■ RECORDED DATA:
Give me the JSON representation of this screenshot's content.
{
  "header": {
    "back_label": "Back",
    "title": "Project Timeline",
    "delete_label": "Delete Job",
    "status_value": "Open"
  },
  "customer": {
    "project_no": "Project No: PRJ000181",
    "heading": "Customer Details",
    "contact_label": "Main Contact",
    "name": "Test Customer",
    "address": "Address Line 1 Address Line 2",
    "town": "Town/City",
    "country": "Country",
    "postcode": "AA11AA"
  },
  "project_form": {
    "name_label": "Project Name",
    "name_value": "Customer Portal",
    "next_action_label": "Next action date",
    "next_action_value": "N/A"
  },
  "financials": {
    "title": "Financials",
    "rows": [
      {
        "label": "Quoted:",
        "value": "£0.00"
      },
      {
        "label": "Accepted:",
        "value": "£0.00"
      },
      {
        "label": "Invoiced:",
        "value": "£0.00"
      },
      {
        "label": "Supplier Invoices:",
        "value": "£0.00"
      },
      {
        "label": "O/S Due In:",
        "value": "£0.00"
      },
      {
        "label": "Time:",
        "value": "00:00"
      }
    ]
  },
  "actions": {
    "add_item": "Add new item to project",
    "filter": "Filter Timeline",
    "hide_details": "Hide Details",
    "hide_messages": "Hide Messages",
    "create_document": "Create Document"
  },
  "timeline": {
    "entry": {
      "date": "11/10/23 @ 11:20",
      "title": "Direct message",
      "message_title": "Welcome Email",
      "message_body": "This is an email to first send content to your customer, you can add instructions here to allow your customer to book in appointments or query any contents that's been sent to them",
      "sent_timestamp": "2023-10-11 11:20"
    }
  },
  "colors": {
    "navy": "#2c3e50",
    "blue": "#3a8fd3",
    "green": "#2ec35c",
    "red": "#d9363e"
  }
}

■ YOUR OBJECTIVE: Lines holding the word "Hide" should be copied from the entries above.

■ ANSWER FOR THE TASK:
    "hide_details": "Hide Details",
    "hide_messages": "Hide Messages",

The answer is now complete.